Here are 10 skills that will clarify your visions and bring you closer to your life goals.
Verified by Psychology Today
I love your thinking and have used it to great benefit now, that I'm almost divorced. However, during my emotionally abusive marriage, the word "compassion" made me stay much longer than I should have. I am naturally empathetic, can see the other person's perspective (and particularly when that person is cruel - I find lots of ways to depersonalize the behavior and look at it as something rooted in his issues, his pain, his vulnerability), and am far more likely to protect, connect and nurture than become resentful and similarly abusive.
All that said: It wasn't until I stopped demonstrating compassion and stood up to his abusive and controlling tactics, where I allowed myself to enlarge and expand my understanding of his impact on me and our family that I could see clearly enough to leave. I've never been cruel, though I have at times stood up for myself with volume, obvious pain and exasperation leading to expressions of anger. I needed those.
So when you speak of compassion, I know *now* what you mean. But back in the marriage, I truly sought to be compassionate believing it would heal us. Instead, what I thought was compassion turned out to be a lack of self-respect (where I should have stood up against the onslaught of control, rage and abuse). Sometimes the victim must access her anger and outrage toward the abuser to find the strength within to justify leaving. She must label the behavior and stop making excuses for it. Cultivating a habit of looking compassionately at my abuser prevented me from having compassion for myself.
It turns toddler love into fulfilling adult relationships.

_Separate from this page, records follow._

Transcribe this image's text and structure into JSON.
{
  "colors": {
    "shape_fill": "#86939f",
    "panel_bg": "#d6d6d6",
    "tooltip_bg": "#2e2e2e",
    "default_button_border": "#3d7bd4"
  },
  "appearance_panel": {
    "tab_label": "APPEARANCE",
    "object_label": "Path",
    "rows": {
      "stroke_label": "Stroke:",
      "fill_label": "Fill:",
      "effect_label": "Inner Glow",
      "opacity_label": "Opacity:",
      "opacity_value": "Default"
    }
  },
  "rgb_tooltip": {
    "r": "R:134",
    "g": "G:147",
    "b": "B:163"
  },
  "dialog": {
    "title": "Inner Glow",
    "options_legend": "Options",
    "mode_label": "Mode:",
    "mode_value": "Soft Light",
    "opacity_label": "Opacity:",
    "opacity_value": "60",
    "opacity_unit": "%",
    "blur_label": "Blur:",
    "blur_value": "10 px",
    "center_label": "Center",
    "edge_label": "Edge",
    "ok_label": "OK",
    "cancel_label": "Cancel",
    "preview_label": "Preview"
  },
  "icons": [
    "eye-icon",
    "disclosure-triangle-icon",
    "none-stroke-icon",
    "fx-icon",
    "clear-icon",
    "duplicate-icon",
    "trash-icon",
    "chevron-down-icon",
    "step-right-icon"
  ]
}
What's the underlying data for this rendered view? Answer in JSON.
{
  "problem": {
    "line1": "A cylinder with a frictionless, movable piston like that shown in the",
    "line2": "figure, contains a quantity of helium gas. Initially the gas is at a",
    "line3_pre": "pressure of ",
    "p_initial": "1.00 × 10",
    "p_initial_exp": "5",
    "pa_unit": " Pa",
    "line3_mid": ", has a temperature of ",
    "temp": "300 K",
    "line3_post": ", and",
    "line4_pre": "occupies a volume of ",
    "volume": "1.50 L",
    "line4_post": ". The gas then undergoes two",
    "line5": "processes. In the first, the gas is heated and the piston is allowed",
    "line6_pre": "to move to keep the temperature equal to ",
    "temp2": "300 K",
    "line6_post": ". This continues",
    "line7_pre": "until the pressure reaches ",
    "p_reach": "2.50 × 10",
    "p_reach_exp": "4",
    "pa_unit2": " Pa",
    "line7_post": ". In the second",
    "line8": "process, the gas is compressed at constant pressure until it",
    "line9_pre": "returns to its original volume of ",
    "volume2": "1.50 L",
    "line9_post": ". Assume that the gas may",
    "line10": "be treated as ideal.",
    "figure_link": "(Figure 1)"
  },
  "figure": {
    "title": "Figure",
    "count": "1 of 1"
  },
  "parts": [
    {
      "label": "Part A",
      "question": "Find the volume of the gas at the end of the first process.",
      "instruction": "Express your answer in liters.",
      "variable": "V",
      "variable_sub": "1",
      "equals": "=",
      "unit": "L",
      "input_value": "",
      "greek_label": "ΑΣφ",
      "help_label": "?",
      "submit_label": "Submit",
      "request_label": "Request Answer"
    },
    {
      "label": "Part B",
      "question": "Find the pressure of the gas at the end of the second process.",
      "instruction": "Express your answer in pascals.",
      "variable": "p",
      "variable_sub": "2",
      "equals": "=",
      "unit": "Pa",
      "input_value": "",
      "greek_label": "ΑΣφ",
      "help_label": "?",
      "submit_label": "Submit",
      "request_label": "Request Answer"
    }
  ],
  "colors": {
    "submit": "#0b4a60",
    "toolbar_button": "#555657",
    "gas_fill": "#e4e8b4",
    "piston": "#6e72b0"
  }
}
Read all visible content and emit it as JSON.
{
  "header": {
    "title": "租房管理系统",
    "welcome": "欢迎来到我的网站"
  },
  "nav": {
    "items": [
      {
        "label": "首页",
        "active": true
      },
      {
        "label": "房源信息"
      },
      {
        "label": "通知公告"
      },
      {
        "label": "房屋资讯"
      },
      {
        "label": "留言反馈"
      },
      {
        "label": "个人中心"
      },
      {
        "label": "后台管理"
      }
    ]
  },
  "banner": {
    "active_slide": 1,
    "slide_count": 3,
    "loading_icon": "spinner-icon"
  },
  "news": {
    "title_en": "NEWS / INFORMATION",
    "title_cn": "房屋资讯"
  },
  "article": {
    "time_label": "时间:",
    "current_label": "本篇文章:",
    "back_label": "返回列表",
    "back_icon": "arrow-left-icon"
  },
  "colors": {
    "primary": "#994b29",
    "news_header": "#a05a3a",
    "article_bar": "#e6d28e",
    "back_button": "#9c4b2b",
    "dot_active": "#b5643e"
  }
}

Know what your partner is reacting to when you argue.
It’s not “meet my needs.”
Get the help you need from a therapist near you–a FREE service from Psychology Today.